■ **PROBLEM TO WORK ON**
Each record must be output exactly and in full.

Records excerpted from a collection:
##############################

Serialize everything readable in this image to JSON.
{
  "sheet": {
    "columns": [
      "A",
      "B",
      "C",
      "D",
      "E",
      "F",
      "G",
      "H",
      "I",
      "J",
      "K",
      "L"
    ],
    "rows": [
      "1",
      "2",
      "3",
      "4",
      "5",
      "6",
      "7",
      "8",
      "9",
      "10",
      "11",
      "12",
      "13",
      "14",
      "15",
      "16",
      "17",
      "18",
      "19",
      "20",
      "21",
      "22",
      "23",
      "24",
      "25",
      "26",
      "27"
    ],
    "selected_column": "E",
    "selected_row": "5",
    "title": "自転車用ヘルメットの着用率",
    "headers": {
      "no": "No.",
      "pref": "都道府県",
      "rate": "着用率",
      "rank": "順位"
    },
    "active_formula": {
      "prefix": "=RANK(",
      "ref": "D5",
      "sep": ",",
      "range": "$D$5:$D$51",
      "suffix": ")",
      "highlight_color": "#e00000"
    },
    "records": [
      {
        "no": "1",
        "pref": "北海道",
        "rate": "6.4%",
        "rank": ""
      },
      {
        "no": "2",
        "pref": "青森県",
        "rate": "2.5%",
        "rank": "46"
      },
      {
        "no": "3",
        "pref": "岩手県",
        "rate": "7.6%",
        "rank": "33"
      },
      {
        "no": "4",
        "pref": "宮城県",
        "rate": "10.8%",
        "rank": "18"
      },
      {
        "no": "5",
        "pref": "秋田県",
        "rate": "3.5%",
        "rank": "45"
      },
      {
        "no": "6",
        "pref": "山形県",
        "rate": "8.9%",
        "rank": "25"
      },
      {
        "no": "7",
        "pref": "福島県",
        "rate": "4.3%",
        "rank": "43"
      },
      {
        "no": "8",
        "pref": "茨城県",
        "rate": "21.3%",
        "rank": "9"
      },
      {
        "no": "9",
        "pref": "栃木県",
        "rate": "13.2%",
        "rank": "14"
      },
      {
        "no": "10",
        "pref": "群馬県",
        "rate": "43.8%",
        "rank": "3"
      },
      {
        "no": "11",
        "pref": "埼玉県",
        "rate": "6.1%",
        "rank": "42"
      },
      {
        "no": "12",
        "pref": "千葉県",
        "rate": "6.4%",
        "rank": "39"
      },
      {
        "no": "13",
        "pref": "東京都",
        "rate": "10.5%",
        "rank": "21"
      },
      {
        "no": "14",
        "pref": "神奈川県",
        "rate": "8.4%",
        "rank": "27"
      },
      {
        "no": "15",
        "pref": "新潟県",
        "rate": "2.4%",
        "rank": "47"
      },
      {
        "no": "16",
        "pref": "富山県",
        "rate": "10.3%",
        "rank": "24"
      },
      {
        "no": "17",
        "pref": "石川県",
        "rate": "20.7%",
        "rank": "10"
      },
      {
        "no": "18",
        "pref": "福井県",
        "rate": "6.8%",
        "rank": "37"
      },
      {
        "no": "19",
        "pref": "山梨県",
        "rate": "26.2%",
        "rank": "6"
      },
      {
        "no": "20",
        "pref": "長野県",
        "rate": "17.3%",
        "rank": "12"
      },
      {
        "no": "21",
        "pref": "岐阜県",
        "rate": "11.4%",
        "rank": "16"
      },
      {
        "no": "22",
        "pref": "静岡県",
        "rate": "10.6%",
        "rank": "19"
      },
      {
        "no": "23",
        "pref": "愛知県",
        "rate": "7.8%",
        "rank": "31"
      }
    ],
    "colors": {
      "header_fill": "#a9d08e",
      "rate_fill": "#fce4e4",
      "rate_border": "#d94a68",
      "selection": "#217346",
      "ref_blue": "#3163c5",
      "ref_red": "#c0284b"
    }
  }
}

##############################

■ **TASK OUTPUT**
Serialize everything readable in this image to JSON.
{
  "sheet": {
    "columns": [
      "A",
      "B",
      "C",
      "D",
      "E",
      "F",
      "G",
      "H",
      "I",
      "J",
      "K",
      "L"
    ],
    "rows": [
      "1",
      "2",
      "3",
      "4",
      "5",
      "6",
      "7",
      "8",
      "9",
      "10",
      "11",
      "12",
      "13",
      "14",
      "15",
      "16",
      "17",
      "18",
      "19",
      "20",
      "21",
      "22",
      "23",
      "24",
      "25",
      "26",
      "27"
    ],
    "selected_column": "E",
    "selected_row": "5",
    "title": "自転車用ヘルメットの着用率",
    "headers": {
      "no": "No.",
      "pref": "都道府県",
      "rate": "着用率",
      "rank": "順位"
    },
    "active_formula": {
      "prefix": "=RANK(",
      "ref": "D5",
      "sep": ",",
      "range": "$D$5:$D$51",
      "suffix": ")",
      "highlight_color": "#e00000"
    },
    "records": [
      {
        "no": "1",
        "pref": "北海道",
        "rate": "6.4%",
        "rank": ""
      },
      {
        "no": "2",
        "pref": "青森県",
        "rate": "2.5%",
        "rank": "46"
      },
      {
        "no": "3",
        "pref": "岩手県",
        "rate": "7.6%",
        "rank": "33"
      },
      {
        "no": "4",
        "pref": "宮城県",
        "rate": "10.8%",
        "rank": "18"
      },
      {
        "no": "5",
        "pref": "秋田県",
        "rate": "3.5%",
        "rank": "45"
      },
      {
        "no": "6",
        "pref": "山形県",
        "rate": "8.9%",
        "rank": "25"
      },
      {
        "no": "7",
        "pref": "福島県",
        "rate": "4.3%",
        "rank": "43"
      },
      {
        "no": "8",
        "pref": "茨城県",
        "rate": "21.3%",
        "rank": "9"
      },
      {
        "no": "9",
        "pref": "栃木県",
        "rate": "13.2%",
        "rank": "14"
      },
      {
        "no": "10",
        "pref": "群馬県",
        "rate": "43.8%",
        "rank": "3"
      },
      {
        "no": "11",
        "pref": "埼玉県",
        "rate": "6.1%",
        "rank": "42"
      },
      {
        "no": "12",
        "pref": "千葉県",
        "rate": "6.4%",
        "rank": "39"
      },
      {
        "no": "13",
        "pref": "東京都",
        "rate": "10.5%",
        "rank": "21"
      },
      {
        "no": "14",
        "pref": "神奈川県",
        "rate": "8.4%",
        "rank": "27"
      },
      {
        "no": "15",
        "pref": "新潟県",
        "rate": "2.4%",
        "rank": "47"
      },
      {
        "no": "16",
        "pref": "富山県",
        "rate": "10.3%",
        "rank": "24"
      },
      {
        "no": "17",
        "pref": "石川県",
        "rate": "20.7%",
        "rank": "10"
      },
      {
        "no": "18",
        "pref": "福井県",
        "rate": "6.8%",
        "rank": "37"
      },
      {
        "no": "19",
        "pref": "山梨県",
        "rate": "26.2%",
        "rank": "6"
      },
      {
        "no": "20",
        "pref": "長野県",
        "rate": "17.3%",
        "rank": "12"
      },
      {
        "no": "21",
        "pref": "岐阜県",
        "rate": "11.4%",
        "rank": "16"
      },
      {
        "no": "22",
        "pref": "静岡県",
        "rate": "10.6%",
        "rank": "19"
      },
      {
        "no": "23",
        "pref": "愛知県",
        "rate": "7.8%",
        "rank": "31"
      }
    ],
    "colors": {
      "header_fill": "#a9d08e",
      "rate_fill": "#fce4e4",
      "rate_border": "#d94a68",
      "selection": "#217346",
      "ref_blue": "#3163c5",
      "ref_red": "#c0284b"
    }
  }
}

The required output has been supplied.